**THE TASK:** Only the number is wanted: tally the lines below that contain the word "title".

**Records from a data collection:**

※ ※ ※

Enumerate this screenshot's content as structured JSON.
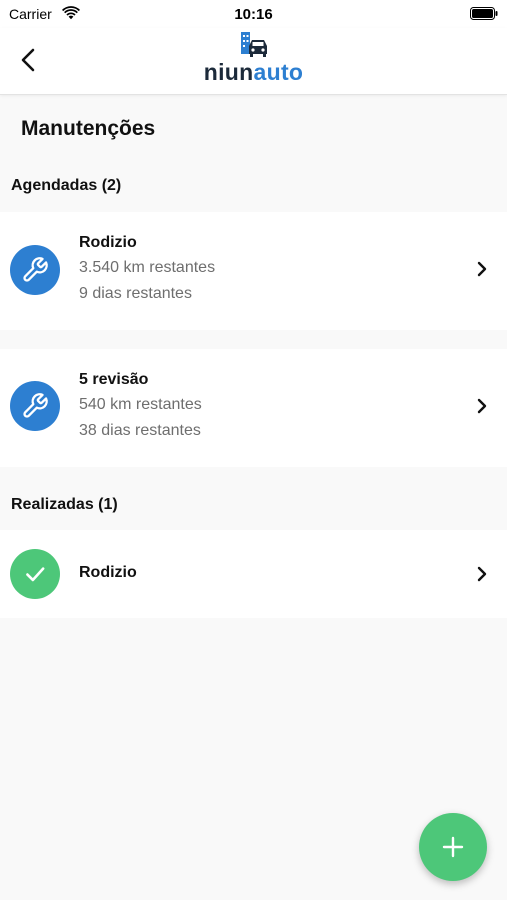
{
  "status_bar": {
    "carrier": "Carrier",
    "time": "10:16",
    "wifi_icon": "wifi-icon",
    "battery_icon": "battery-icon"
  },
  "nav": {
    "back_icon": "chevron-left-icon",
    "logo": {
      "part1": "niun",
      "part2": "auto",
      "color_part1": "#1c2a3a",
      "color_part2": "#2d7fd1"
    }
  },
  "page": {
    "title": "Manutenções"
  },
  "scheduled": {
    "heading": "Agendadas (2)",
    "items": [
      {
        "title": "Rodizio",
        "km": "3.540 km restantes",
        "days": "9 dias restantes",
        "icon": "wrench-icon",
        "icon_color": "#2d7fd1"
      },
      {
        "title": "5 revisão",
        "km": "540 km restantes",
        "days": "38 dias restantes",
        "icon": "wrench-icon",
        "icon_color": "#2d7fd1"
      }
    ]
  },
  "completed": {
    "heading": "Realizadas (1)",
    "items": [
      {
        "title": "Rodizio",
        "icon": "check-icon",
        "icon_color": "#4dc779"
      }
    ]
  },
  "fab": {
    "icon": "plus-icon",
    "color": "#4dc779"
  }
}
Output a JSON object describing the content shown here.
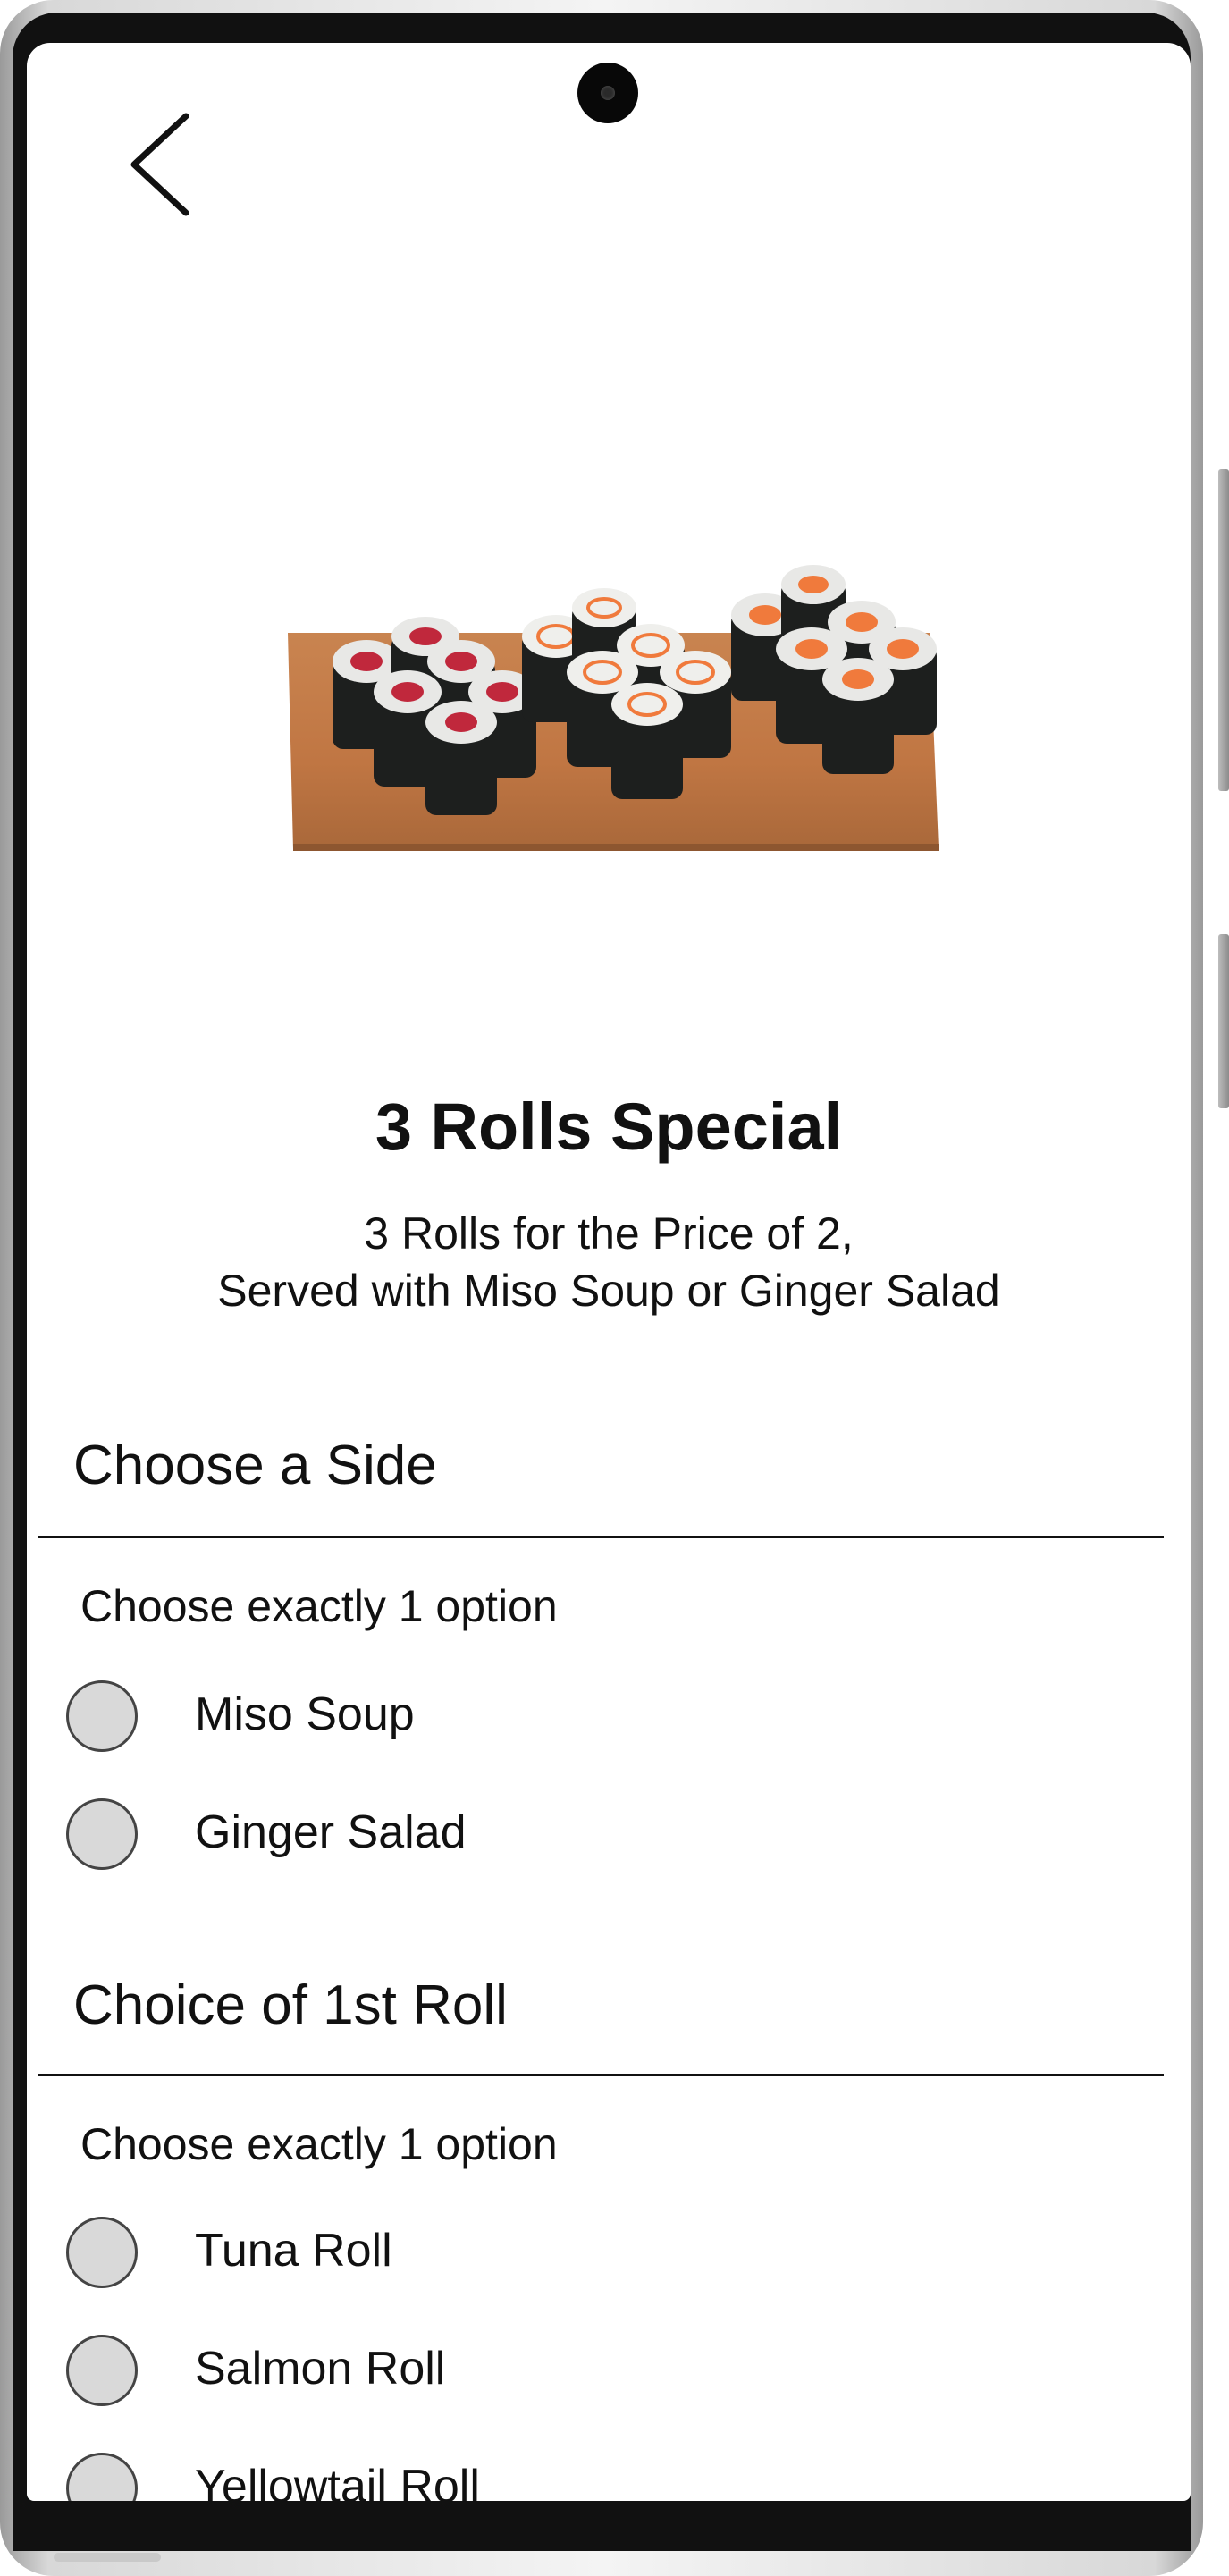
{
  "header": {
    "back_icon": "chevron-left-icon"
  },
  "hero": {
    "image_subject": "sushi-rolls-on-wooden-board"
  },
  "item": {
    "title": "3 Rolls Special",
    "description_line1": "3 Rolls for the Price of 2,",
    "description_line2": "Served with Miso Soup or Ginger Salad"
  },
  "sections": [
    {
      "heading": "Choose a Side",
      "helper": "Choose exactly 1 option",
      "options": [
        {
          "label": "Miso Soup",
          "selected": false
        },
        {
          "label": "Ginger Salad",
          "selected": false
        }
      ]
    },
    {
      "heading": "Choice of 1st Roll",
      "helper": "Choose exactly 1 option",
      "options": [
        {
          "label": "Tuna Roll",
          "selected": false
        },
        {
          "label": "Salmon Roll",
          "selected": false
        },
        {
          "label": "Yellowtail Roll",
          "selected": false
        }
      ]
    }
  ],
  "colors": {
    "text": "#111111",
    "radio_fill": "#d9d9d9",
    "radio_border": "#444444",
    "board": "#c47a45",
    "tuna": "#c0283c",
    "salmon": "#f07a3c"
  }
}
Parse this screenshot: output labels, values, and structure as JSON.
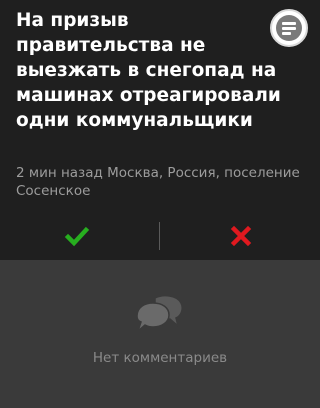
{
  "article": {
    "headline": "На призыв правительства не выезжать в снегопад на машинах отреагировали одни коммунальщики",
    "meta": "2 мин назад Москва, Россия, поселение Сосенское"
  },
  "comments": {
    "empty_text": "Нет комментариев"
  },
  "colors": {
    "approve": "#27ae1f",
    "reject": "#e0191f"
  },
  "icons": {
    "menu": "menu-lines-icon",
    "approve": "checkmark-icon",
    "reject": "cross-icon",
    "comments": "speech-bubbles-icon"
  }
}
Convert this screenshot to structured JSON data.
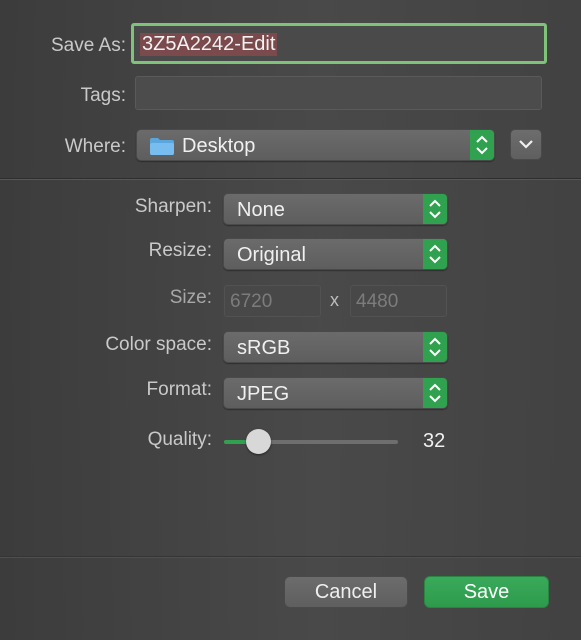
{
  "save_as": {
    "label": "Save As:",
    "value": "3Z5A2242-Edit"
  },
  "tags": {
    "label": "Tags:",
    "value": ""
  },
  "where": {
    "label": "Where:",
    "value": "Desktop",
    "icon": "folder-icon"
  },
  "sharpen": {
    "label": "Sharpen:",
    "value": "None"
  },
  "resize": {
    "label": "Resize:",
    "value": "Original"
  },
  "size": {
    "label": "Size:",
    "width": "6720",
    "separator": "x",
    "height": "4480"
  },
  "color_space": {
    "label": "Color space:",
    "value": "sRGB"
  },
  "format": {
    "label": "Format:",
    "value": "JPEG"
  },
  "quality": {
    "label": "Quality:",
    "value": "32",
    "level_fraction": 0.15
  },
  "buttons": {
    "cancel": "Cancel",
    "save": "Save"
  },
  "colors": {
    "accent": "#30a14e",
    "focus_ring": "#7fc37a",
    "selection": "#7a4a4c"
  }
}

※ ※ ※

**TASK RESULT:** 5